- Y Combinator and 500 Startups — A founders comparison, by Milan Thakor, founder of Unwind Me: Individual results may vary, of course, but nevertheless it’s quite interesting to read this comparison of two of the most hyped accelerator programs in Silicon Valley from someone who went through both programs.
- Kreditech – Wucherkredite*(in German), by Daniel Brückner: If the previous article got you in too positive of a mood about startups, this one will certainly cool you down a bit. Despite the strange SEO-ish domain name “Toptestsieger”, Daniel’s blog is one of the go-to places if you want to read about the dark side of startups, in particular questionable business practices. Here he shows how Kreditech, which likes to portray itself as a fancy big data play, operates as a loanshark with absolutely ridiculous interest rates, north of 3.000%, in countries such as Poland, Russia, Peru and Spain (which apparently have less stringent financial regulations than Germany, where Kreditech did not have a micro-loan platform open for long…).
- Customer Development Resources, by Vidar Andersen, Founding Principal of +Andersen: Finally, if you’re looking for something (more) useful rather than interesting or infuriating, this is the post you should read. Customer Development is a pretty extensive topic and in this post Vidar clarifies a few things and points you in the right direction for some resources to really get into it.
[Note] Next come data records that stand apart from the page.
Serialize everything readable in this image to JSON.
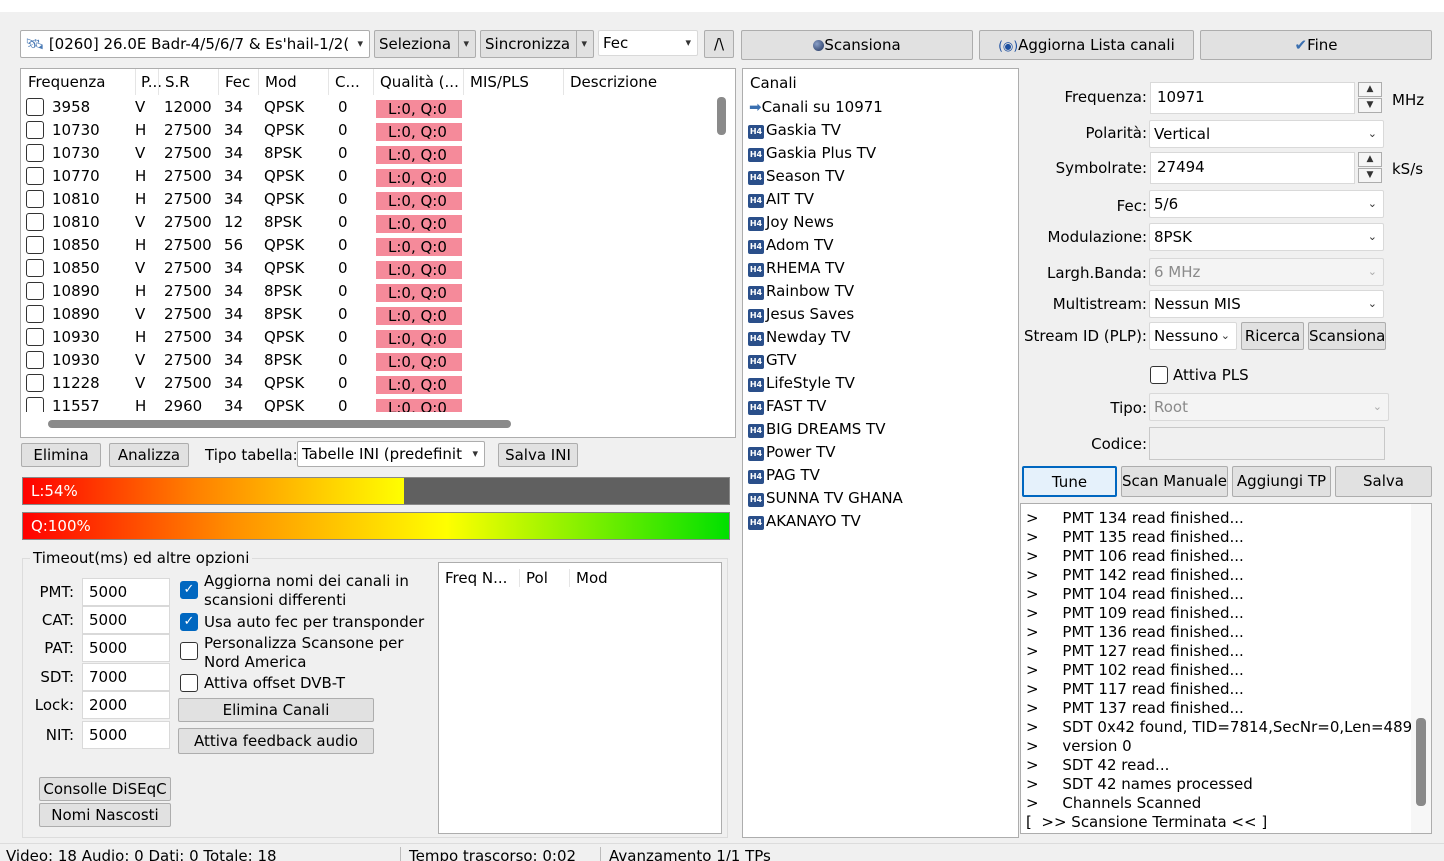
{
  "toolbar": {
    "satellite": "[0260]  26.0E  Badr-4/5/6/7 & Es'hail-1/2(",
    "select": "Seleziona",
    "sync": "Sincronizza",
    "fec": "Fec",
    "up": "/\\",
    "scan": "Scansiona",
    "update": "Aggiorna Lista canali",
    "end": "Fine"
  },
  "tp_table": {
    "headers": [
      "Frequenza",
      "P...",
      "S.R",
      "Fec",
      "Mod",
      "C...",
      "Qualità (...",
      "MIS/PLS",
      "Descrizione"
    ],
    "rows": [
      {
        "freq": "3958",
        "pol": "V",
        "sr": "12000",
        "fec": "34",
        "mod": "QPSK",
        "c": "0",
        "q": "L:0, Q:0"
      },
      {
        "freq": "10730",
        "pol": "H",
        "sr": "27500",
        "fec": "34",
        "mod": "QPSK",
        "c": "0",
        "q": "L:0, Q:0"
      },
      {
        "freq": "10730",
        "pol": "V",
        "sr": "27500",
        "fec": "34",
        "mod": "8PSK",
        "c": "0",
        "q": "L:0, Q:0"
      },
      {
        "freq": "10770",
        "pol": "H",
        "sr": "27500",
        "fec": "34",
        "mod": "QPSK",
        "c": "0",
        "q": "L:0, Q:0"
      },
      {
        "freq": "10810",
        "pol": "H",
        "sr": "27500",
        "fec": "34",
        "mod": "QPSK",
        "c": "0",
        "q": "L:0, Q:0"
      },
      {
        "freq": "10810",
        "pol": "V",
        "sr": "27500",
        "fec": "12",
        "mod": "8PSK",
        "c": "0",
        "q": "L:0, Q:0"
      },
      {
        "freq": "10850",
        "pol": "H",
        "sr": "27500",
        "fec": "56",
        "mod": "QPSK",
        "c": "0",
        "q": "L:0, Q:0"
      },
      {
        "freq": "10850",
        "pol": "V",
        "sr": "27500",
        "fec": "34",
        "mod": "QPSK",
        "c": "0",
        "q": "L:0, Q:0"
      },
      {
        "freq": "10890",
        "pol": "H",
        "sr": "27500",
        "fec": "34",
        "mod": "8PSK",
        "c": "0",
        "q": "L:0, Q:0"
      },
      {
        "freq": "10890",
        "pol": "V",
        "sr": "27500",
        "fec": "34",
        "mod": "8PSK",
        "c": "0",
        "q": "L:0, Q:0"
      },
      {
        "freq": "10930",
        "pol": "H",
        "sr": "27500",
        "fec": "34",
        "mod": "QPSK",
        "c": "0",
        "q": "L:0, Q:0"
      },
      {
        "freq": "10930",
        "pol": "V",
        "sr": "27500",
        "fec": "34",
        "mod": "8PSK",
        "c": "0",
        "q": "L:0, Q:0"
      },
      {
        "freq": "11228",
        "pol": "V",
        "sr": "27500",
        "fec": "34",
        "mod": "QPSK",
        "c": "0",
        "q": "L:0, Q:0"
      },
      {
        "freq": "11557",
        "pol": "H",
        "sr": "2960",
        "fec": "34",
        "mod": "QPSK",
        "c": "0",
        "q": "L:0, Q:0"
      }
    ]
  },
  "table_actions": {
    "delete": "Elimina",
    "analyze": "Analizza",
    "type_label": "Tipo tabella:",
    "type_value": "Tabelle INI (predefinit",
    "save": "Salva INI"
  },
  "level": {
    "label": "L:54%",
    "value": 54
  },
  "quality": {
    "label": "Q:100%",
    "value": 100
  },
  "options": {
    "group_title": "Timeout(ms) ed altre opzioni",
    "timeouts": [
      {
        "label": "PMT:",
        "value": "5000"
      },
      {
        "label": "CAT:",
        "value": "5000"
      },
      {
        "label": "PAT:",
        "value": "5000"
      },
      {
        "label": "SDT:",
        "value": "7000"
      },
      {
        "label": "Lock:",
        "value": "2000"
      },
      {
        "label": "NIT:",
        "value": "5000"
      }
    ],
    "chk_update_names": "Aggiorna nomi dei canali in scansioni differenti",
    "chk_auto_fec": "Usa auto fec per transponder",
    "chk_north_america": "Personalizza Scansone per Nord America",
    "chk_dvbt_offset": "Attiva offset DVB-T",
    "delete_channels": "Elimina Canali",
    "audio_feedback": "Attiva feedback audio",
    "diseqc": "Consolle DiSEqC",
    "hidden_names": "Nomi Nascosti"
  },
  "mini_table": {
    "headers": [
      "Freq N...",
      "Pol",
      "Mod"
    ]
  },
  "channels": {
    "header": "Canali",
    "root": "Canali su 10971",
    "badge": "H4",
    "items": [
      "Gaskia TV",
      "Gaskia Plus TV",
      "Season TV",
      "AIT TV",
      "Joy News",
      "Adom TV",
      "RHEMA TV",
      "Rainbow TV",
      "Jesus Saves",
      "Newday TV",
      "GTV",
      "LifeStyle TV",
      "FAST TV",
      "BIG DREAMS TV",
      "Power TV",
      "PAG TV",
      "SUNNA TV GHANA",
      "AKANAYO TV"
    ]
  },
  "tuner": {
    "freq_label": "Frequenza:",
    "freq_value": "10971",
    "freq_unit": "MHz",
    "pol_label": "Polarità:",
    "pol_value": "Vertical",
    "sr_label": "Symbolrate:",
    "sr_value": "27494",
    "sr_unit": "kS/s",
    "fec_label": "Fec:",
    "fec_value": "5/6",
    "mod_label": "Modulazione:",
    "mod_value": "8PSK",
    "bw_label": "Largh.Banda:",
    "bw_value": "6 MHz",
    "ms_label": "Multistream:",
    "ms_value": "Nessun MIS",
    "sid_label": "Stream ID (PLP):",
    "sid_value": "Nessuno",
    "search": "Ricerca",
    "scan": "Scansiona",
    "pls": "Attiva PLS",
    "type_label": "Tipo:",
    "type_value": "Root",
    "code_label": "Codice:",
    "tune": "Tune",
    "manual": "Scan Manuale",
    "add_tp": "Aggiungi TP",
    "save": "Salva"
  },
  "log": [
    ">     PMT 134 read finished...",
    ">     PMT 135 read finished...",
    ">     PMT 106 read finished...",
    ">     PMT 142 read finished...",
    ">     PMT 104 read finished...",
    ">     PMT 109 read finished...",
    ">     PMT 136 read finished...",
    ">     PMT 127 read finished...",
    ">     PMT 102 read finished...",
    ">     PMT 117 read finished...",
    ">     PMT 137 read finished...",
    ">     SDT 0x42 found, TID=7814,SecNr=0,Len=489",
    ">     version 0",
    ">     SDT 42 read...",
    ">     SDT 42 names processed",
    ">     Channels Scanned",
    "[  >> Scansione Terminata << ]"
  ],
  "status": {
    "counts": "Video: 18  Audio: 0  Dati: 0  Totale: 18",
    "elapsed": "Tempo trascorso: 0:02",
    "progress": "Avanzamento    1/1 TPs"
  },
  "colors": {
    "quality_cell": "#f58a9a",
    "accent": "#0067c0",
    "bar_bg": "#606060"
  }
}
If you think these posts were great, or useless crap, or you want to point me to some good articles for future editions of “Recommended Reading”, let me know on Twitter!
* That’s the German word for “loans with extremely high interest rates” – today you learned.
Fala português? Juliane Zielonka’s meetup group Silicon Valley Mindset for Entrepreneurs lets us know that there will be “IT Business Opportunities in Minas Gerais, Brazil – Roundtable & Networking”², taking place at the Embassy of Brazil on Friday, March 20th. This is the second meetup at an embassy by them in a row, after one at the US embassy a week ago, which apparently was quite popular³. This event already starts at 9am in the morning, so I will be curious to see what effect that has on Berlin regulars versus others showing up. There’s not that much insights on Brazil or South America in general you usually get in (startup) Berlin, everything is very much about Europe and the US, so this should be quite interesting. You do not actually need to speak Portuguese, however, you do need to also register by email to the event – signing up to the event on meetup is not enough.
² Minais Gerais is one of Brazil’s biggest and most economically important states, in case you did not know.
³ I did not apply to go to that one. Currently not a startup founder (yet – in the process of possibly becoming one) or investor and it was supposed to be exclusive to those.
Time for another update on my freeCodeCamp progress: I am now close to completing the CS101 course on Stanford courseware, which are the challenges 18 to 23 on freeCodeCamp – one for each week of the course, bascially. The content is quite easy or basic, at least for people that have been interested in – although not necessarily super-knowledgeable about – computers for a while, like me. This surprised me, because I remember trying to do a Harvardx course a longer time ago that was considerably harder to really get into. Might have been because my motivation was different, or because it was actually a slightly more advanced or ambitious course. As I do not remember which course it was, I can’t really find out easily now. Anyways, here are the things I like, want to criticise and found interesting about this part of freeCodeCamp, starting with the negatives.